Tangent: Apologies to any languages I’ve not explicitly mentioned. This is a blog, not a scientific paper, and exhaustive citations should not be expected.
The research on this topic has too often been focused on typechecking, under the rubric of family polymorphism. Fortunately, one can make excellent use of class hierarchy inheritance without worrying about complicated type systems.
Note: Virtual classes are distinct from virtual types.
To be honest, while class nesting has proven to be useful on a daily basis, class hierarchy inheritance occurs pretty rarely. The biggest advantage of late binding nested classes is not class hierarchy inheritance, but polymorphism over classes (acting as instance factories, ergo constructors), which promotes modularity.
Nevertheless, class hierarchy inheritance can be very useful at times. And since it comes for free, we might as well use it.
A classic example in the research literature is extending a class Graph that has nested classes like Node and Edge. In Newspeak this would look roughly like this:
class Graph () (
class Node ...
class Edge ...
One can introduce a new subclass of Graph, WeightedGraph, modifying Edge to hold the weight etc.
class WeightedGraph = Graph ()(
class Edge = super Edge ( | weight
::= 0. | ) ()
In WeightedGraph, the class Edge inherits from the class Edge in the superclass Graph. WeightedGraph’s Edge adds a slot (aka field), weight, initially set to zero. Overriding of classes works just like overriding methods, so all the code that WeightedGraph inherited from Graph continues to work, except all uses of Edge refer to the weighted subclass.
In this post, I wanted to mention another nice example - one that arose in practice. Some former colleagues had implemented an external DSL on top of Newspeak, and naturally wanted to provide the nice IDE experience of Newspeak for their DSL as well. In particular, the debugger needed to support the DSL.

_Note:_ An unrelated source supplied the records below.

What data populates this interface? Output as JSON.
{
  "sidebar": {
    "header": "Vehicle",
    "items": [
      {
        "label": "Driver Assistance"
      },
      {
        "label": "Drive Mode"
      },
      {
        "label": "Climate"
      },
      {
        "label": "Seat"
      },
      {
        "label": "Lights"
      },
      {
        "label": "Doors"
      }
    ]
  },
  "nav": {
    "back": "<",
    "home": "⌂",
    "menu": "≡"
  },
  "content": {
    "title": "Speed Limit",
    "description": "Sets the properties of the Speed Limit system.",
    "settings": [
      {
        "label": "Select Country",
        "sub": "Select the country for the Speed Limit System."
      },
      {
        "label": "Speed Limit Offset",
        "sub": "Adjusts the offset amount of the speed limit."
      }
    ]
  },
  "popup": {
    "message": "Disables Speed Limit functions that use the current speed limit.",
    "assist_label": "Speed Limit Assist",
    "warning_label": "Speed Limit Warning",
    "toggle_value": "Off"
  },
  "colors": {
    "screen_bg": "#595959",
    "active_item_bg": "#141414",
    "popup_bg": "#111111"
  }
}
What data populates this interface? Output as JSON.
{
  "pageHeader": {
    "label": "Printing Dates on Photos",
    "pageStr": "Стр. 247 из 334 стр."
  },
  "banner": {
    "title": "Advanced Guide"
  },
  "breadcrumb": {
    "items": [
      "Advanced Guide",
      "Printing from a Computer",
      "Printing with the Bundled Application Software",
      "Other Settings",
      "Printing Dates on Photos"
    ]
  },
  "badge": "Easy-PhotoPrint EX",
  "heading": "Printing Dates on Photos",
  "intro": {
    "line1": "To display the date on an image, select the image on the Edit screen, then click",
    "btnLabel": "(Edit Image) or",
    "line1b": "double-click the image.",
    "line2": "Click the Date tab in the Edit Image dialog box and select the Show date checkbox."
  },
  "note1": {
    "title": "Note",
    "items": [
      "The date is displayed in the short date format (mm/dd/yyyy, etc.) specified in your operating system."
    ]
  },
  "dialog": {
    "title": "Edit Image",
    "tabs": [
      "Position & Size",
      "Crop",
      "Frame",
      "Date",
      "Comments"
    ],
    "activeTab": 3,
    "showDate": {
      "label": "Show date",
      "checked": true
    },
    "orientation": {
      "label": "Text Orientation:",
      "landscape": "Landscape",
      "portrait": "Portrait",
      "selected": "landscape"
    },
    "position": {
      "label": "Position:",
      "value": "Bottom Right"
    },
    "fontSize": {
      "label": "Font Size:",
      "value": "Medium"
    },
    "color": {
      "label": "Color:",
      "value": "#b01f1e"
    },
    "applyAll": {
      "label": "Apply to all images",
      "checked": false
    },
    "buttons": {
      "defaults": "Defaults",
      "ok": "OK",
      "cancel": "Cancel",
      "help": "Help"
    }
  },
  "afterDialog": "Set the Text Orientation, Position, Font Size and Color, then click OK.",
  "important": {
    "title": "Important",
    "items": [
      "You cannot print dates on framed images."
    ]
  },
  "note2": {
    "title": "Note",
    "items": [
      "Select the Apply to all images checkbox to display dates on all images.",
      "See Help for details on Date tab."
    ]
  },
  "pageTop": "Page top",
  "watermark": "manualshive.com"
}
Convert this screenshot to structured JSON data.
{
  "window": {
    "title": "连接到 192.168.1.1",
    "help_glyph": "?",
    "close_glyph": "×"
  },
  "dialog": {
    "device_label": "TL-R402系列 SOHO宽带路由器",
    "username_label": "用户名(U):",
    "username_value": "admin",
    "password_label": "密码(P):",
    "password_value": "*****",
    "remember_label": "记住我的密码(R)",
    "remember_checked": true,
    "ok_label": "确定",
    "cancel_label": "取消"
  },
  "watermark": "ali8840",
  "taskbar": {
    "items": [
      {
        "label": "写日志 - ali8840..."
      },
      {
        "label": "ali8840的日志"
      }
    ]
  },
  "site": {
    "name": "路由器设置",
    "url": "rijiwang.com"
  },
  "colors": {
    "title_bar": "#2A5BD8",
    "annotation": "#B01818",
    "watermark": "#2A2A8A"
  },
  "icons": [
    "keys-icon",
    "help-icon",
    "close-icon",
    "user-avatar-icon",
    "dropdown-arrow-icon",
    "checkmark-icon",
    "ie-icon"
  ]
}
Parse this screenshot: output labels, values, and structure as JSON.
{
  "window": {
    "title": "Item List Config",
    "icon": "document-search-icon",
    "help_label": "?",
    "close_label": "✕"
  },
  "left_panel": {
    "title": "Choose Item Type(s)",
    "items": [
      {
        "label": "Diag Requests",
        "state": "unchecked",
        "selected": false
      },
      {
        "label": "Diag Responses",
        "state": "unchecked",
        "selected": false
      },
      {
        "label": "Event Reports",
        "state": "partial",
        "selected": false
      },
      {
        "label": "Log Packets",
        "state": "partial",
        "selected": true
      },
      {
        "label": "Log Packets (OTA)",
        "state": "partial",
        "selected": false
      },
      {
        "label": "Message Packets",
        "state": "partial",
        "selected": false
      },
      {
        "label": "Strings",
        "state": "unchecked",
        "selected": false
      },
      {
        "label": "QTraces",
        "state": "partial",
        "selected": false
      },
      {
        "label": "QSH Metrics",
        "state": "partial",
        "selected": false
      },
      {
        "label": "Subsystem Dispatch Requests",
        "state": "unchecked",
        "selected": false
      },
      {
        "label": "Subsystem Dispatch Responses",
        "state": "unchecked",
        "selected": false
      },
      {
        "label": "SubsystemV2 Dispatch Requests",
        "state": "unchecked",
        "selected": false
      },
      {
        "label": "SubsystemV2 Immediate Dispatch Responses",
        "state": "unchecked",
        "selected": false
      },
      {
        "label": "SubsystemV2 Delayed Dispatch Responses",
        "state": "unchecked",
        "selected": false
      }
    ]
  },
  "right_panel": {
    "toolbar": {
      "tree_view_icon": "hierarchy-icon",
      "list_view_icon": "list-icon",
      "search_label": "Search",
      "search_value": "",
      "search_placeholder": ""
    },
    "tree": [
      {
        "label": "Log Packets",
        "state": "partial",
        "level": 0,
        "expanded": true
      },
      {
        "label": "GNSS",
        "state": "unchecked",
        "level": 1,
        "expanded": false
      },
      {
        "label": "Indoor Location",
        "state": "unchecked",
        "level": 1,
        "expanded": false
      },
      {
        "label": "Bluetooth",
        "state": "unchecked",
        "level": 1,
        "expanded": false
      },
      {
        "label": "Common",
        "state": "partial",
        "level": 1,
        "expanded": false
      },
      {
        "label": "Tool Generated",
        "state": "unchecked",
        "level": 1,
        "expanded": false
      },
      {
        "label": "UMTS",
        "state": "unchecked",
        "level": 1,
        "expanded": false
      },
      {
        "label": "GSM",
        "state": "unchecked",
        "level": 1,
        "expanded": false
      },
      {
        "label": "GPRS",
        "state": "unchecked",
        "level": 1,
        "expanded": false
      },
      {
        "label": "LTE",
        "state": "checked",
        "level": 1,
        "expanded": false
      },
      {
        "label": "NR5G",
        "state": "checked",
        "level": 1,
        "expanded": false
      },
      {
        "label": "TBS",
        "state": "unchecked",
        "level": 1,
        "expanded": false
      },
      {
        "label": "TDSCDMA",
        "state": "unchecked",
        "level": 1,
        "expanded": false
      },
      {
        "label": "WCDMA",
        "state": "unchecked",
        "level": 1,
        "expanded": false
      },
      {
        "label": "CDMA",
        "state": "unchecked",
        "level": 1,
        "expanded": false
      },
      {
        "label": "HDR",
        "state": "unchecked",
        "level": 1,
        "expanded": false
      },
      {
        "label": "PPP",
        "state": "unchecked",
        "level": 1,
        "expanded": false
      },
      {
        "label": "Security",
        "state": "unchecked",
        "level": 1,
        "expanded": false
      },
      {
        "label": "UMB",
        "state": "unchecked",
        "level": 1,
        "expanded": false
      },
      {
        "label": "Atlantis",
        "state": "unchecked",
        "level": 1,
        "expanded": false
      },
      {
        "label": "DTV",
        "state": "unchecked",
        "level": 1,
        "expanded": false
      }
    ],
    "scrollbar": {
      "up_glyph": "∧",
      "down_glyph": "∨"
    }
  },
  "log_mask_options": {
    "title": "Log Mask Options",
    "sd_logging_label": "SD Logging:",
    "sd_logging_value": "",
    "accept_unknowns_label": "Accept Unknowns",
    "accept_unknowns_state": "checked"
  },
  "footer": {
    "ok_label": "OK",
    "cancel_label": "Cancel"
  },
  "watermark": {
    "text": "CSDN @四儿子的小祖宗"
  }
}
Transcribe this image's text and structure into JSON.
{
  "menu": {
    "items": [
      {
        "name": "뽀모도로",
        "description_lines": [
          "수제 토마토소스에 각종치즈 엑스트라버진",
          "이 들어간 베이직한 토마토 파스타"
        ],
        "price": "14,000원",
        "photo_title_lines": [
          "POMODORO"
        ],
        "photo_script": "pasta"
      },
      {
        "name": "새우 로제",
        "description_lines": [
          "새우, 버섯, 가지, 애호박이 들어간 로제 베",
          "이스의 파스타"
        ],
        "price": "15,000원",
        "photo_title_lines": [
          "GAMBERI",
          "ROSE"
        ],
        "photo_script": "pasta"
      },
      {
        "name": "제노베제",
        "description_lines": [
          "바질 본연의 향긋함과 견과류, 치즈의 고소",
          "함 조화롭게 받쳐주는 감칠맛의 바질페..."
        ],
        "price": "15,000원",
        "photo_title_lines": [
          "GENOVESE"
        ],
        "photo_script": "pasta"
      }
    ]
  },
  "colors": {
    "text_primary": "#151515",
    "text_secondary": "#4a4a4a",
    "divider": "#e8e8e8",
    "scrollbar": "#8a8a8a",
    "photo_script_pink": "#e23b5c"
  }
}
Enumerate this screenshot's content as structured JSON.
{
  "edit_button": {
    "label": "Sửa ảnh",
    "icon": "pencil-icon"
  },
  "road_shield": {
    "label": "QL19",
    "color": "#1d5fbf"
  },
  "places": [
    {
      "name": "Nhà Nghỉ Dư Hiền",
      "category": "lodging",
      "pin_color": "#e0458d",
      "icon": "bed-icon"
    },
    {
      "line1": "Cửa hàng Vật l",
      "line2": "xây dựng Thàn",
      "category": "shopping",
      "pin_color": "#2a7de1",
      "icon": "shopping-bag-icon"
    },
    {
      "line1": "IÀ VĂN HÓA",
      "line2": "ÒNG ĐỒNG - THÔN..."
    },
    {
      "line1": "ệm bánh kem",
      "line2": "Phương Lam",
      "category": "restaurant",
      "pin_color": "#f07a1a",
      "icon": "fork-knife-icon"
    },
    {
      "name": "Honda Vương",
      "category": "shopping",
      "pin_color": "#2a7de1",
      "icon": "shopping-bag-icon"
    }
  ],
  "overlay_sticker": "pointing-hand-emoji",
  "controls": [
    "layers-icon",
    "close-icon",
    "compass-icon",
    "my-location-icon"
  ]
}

For the most part, the debugger is independent of the exact source language it is displaying. The system picks up the source code for each executing method and highlights the current call. However, difficulties arise because some methods created by the DSL implementation are synthetic. At run time, these methods have corresponding stack frames which should never be displayed. We need a small tweak to the debugger UI, so that these synthetic frames are filtered out.
The Newspeak debugger UI is implemented via a Newspeak module (a top level class) that contains classes responsible for the UI of the debugger, which in turn handles the UI of individual stack frames and of a stack as a whole. The debugger uses the Hopscotch UI framework; I’ll summarize salient characteristics here. Hopscotch applications consist of a presenter (the view of MVC), a subject of the presentation (roughly what some refer to as a ViewModel in MVVM) and model (a name everyone agrees on). And so, our UI includes a ThreadPresenter and a ThreadSubject (whose model is the underlying thread) and a number of ActivationPresenters and ActivationSubjects (whose model is the context object representing an individual stackframe). The presenters and subjects listed above are all declared within the Debugger class, which is nested in the top-level class (aka module definition) Debugging.
All we need then, is a slight change to ThreadSubject so it knows how to filter out the synthetic frames from the list of frames. One might be able to engineer this in a more conventional setting by subclassing ThreadSubject and relying on dependency injection to weave the new subclass into the existing framework - assuming we had the foresight and stamina to use a DI framework in the first place. We’d also need to rebuild our system with two copies of the debugger code, and in general be in for a world of pain.
Fortunately, the Newspeak IDE is written in Newspeak and not in a mainstream language, so these situations are handled easily. Dependencies that are external to a module are always explicit, and internal ones can always be overridden via inheritance.
So you subclass the Debugging module and override the ThreadSubject class so that it filters its list of activations.
class FilteredDebugging = Debugging () (
class Debugger = super Debugger () (
class ThreadSubject = super ThreadSubject () (
... code to filter activations ...
You can define FilteredDebugging in the context of your complete DSL application. Or you could define it is a mixin, and just apply it to Debugging in the context of the DSL application.
No DI frameworks, no copied code, no plugin architecture that nobody can understand, and no need to have foreseen this circumstance in advance. It really is quite simple.